Brief: Please copy each line of the listing below in which the word "author" appears.

Task inputs:
- Opening Delimiter -
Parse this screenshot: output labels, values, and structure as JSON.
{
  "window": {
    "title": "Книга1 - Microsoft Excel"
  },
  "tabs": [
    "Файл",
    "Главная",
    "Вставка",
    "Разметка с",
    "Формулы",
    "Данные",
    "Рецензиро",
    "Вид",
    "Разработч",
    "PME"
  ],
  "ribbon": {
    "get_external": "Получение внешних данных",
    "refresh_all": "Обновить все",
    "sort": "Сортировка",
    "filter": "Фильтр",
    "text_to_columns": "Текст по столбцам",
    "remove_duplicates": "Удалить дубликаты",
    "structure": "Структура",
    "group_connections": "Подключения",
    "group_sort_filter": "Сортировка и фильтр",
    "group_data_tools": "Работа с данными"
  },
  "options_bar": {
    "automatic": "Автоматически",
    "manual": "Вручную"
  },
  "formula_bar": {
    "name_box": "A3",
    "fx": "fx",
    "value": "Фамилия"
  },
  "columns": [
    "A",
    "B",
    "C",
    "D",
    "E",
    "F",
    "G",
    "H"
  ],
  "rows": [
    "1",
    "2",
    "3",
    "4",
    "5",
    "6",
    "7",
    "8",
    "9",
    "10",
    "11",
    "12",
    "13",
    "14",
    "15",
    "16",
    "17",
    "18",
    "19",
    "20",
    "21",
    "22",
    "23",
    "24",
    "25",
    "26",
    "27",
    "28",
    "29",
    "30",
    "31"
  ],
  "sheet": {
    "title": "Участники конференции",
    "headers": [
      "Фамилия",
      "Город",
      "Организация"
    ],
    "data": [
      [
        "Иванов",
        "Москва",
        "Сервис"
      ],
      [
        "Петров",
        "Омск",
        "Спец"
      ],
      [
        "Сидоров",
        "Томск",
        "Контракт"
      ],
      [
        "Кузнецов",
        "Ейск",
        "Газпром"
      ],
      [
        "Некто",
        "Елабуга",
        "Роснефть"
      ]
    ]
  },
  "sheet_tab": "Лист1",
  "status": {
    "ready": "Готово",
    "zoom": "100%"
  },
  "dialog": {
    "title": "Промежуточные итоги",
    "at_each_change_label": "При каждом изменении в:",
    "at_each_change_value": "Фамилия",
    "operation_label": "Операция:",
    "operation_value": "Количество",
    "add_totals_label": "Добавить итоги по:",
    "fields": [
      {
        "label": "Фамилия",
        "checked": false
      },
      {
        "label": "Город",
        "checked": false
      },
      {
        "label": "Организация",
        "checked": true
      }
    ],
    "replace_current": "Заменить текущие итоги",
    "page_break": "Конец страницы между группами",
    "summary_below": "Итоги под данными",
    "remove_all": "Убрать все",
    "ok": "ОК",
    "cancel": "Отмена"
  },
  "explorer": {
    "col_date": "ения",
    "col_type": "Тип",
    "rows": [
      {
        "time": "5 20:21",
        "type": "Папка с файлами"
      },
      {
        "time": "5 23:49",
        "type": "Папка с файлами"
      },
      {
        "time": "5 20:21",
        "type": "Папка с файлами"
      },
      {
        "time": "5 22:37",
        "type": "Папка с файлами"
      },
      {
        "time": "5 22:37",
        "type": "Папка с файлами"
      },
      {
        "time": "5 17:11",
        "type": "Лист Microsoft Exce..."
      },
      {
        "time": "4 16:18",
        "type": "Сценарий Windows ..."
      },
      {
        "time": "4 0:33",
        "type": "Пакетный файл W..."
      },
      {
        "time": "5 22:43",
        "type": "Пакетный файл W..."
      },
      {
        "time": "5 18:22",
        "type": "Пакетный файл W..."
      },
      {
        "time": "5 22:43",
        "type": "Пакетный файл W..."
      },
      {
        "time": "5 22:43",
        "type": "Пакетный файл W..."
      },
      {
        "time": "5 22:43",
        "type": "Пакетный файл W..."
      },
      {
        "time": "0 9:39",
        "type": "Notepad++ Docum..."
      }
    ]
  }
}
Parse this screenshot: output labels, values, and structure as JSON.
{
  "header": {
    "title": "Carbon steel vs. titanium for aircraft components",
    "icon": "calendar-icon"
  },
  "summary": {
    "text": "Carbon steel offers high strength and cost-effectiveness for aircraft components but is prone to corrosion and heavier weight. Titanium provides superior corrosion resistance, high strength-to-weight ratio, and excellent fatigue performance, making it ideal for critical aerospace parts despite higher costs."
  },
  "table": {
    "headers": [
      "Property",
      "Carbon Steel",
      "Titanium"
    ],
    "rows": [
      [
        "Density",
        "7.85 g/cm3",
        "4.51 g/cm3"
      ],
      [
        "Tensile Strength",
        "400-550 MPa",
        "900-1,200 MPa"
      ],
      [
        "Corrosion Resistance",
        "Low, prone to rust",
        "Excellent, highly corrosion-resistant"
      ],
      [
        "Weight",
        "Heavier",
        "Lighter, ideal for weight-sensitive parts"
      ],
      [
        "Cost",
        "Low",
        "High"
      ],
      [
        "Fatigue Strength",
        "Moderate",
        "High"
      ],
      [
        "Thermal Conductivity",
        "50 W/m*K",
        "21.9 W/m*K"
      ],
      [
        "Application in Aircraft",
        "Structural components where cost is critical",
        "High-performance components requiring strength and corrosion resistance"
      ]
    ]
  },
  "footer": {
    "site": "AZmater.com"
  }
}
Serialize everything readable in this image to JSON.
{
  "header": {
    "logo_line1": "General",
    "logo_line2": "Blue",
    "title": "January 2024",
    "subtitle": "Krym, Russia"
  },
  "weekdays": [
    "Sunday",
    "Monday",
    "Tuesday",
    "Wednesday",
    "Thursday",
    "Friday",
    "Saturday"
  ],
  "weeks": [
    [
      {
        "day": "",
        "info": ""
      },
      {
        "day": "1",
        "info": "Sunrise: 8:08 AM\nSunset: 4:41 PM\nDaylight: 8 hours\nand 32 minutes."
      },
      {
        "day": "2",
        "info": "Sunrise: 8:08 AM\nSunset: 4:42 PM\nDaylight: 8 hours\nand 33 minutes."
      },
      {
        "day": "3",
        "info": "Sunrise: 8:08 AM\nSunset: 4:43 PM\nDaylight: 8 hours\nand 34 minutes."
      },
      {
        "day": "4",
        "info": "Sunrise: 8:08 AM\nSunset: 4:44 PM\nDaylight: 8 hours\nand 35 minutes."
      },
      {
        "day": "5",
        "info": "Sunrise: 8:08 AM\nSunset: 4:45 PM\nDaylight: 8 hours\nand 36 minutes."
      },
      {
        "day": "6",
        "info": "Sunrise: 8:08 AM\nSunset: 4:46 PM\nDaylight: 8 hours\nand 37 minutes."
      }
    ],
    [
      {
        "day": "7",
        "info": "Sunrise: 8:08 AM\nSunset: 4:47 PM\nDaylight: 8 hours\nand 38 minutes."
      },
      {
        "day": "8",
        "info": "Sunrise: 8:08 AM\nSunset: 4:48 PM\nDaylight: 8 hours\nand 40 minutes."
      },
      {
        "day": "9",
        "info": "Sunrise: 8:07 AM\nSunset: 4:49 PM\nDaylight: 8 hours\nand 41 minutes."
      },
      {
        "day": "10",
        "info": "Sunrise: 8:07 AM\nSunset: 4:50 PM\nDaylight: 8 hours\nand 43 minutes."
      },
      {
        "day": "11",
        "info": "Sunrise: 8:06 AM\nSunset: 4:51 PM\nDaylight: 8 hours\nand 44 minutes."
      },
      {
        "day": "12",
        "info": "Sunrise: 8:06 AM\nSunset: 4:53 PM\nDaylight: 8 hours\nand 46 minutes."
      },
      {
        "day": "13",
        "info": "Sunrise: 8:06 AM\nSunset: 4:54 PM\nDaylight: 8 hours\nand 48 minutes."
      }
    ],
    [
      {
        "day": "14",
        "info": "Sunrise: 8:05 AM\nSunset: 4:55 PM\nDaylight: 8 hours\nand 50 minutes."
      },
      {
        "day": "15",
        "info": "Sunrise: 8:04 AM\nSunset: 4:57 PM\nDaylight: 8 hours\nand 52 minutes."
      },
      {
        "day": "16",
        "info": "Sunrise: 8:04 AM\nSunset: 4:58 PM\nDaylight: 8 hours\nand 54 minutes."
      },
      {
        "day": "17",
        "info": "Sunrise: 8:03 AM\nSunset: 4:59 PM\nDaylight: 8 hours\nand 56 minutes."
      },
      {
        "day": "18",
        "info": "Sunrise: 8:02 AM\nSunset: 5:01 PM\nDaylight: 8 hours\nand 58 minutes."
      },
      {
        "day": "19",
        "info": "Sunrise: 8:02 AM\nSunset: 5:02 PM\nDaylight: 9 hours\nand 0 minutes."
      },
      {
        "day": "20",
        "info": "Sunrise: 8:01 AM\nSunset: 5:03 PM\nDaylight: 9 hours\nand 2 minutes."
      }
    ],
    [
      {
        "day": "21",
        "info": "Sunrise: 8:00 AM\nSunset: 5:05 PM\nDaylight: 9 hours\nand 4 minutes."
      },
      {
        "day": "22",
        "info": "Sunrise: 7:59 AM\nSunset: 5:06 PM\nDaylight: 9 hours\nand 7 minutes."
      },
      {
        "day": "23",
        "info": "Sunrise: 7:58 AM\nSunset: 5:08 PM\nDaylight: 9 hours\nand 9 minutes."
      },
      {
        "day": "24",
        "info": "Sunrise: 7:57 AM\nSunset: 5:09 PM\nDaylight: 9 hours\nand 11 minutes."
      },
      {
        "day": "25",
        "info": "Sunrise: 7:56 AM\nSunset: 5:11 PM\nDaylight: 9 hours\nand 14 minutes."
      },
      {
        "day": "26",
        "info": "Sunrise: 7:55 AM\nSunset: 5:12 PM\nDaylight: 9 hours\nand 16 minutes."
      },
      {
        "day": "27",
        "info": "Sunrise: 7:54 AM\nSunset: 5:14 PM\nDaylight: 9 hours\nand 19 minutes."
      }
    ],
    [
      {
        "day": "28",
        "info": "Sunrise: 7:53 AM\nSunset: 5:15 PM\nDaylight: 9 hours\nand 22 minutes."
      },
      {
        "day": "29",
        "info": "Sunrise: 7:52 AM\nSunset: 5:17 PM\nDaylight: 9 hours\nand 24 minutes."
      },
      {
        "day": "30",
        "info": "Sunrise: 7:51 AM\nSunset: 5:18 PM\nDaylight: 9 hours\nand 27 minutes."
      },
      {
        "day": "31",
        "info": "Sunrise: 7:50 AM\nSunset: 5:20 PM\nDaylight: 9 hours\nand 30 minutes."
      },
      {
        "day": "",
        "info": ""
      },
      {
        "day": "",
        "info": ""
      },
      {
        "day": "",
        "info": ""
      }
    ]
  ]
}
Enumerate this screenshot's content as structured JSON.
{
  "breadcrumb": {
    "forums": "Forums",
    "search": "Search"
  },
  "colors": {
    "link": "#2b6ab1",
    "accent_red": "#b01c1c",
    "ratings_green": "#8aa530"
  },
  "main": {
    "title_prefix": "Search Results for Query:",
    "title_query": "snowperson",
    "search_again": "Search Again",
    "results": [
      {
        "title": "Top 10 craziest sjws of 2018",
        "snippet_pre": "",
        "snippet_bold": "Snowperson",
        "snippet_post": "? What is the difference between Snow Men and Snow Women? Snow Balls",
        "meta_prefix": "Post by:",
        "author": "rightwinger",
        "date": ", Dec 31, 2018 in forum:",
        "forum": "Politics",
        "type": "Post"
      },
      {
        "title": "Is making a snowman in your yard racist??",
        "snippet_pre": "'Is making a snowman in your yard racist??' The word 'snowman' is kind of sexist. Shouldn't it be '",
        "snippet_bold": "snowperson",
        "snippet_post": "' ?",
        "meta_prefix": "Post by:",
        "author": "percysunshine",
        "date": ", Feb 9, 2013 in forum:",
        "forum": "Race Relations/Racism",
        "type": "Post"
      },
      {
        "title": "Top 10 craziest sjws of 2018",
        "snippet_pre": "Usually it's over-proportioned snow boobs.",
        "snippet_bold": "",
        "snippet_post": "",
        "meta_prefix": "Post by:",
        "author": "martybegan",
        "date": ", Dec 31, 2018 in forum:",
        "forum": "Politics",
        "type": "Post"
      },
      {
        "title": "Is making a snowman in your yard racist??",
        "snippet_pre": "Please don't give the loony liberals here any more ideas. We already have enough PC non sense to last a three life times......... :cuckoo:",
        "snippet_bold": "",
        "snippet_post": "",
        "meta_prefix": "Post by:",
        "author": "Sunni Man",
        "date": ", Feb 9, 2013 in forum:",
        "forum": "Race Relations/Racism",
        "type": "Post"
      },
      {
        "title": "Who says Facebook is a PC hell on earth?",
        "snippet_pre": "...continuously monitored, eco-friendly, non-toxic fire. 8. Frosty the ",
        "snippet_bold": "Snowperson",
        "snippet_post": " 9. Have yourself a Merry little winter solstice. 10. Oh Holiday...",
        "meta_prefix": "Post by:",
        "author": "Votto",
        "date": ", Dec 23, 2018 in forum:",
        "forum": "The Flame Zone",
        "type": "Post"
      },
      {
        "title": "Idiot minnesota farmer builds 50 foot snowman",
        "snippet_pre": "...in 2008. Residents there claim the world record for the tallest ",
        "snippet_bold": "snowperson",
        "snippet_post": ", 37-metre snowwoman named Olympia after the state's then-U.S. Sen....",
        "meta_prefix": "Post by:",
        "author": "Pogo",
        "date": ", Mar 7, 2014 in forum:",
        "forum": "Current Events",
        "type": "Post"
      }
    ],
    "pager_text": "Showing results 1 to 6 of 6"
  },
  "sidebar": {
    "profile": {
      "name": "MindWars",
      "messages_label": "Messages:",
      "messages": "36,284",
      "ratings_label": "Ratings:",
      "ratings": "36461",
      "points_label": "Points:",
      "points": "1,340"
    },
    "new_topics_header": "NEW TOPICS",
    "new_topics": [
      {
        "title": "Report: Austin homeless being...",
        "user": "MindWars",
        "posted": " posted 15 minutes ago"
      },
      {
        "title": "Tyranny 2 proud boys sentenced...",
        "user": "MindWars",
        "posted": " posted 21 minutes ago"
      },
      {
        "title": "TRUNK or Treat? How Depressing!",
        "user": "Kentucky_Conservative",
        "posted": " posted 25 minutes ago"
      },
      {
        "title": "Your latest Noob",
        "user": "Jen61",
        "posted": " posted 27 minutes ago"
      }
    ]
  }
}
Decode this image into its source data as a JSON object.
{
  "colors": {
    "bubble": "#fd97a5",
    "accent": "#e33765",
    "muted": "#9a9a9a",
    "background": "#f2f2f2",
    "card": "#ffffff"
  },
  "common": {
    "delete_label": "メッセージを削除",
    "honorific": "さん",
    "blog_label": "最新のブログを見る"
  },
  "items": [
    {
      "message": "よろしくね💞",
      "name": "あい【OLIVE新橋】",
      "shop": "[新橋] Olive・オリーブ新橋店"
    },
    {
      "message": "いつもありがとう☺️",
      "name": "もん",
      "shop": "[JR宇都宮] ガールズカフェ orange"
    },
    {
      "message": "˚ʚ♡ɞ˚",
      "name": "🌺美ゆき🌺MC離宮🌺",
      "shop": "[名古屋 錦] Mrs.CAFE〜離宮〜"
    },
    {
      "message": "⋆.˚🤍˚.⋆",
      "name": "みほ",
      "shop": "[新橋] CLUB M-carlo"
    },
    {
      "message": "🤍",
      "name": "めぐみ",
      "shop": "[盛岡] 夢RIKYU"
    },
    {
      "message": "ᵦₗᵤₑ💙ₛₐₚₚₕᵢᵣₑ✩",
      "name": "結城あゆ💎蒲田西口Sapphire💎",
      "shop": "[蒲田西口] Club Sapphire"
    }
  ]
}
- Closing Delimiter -
Answer to the problem:
        "author": "rightwinger",
        "author": "percysunshine",
        "author": "martybegan",
        "author": "Sunni Man",
        "author": "Votto",
        "author": "Pogo",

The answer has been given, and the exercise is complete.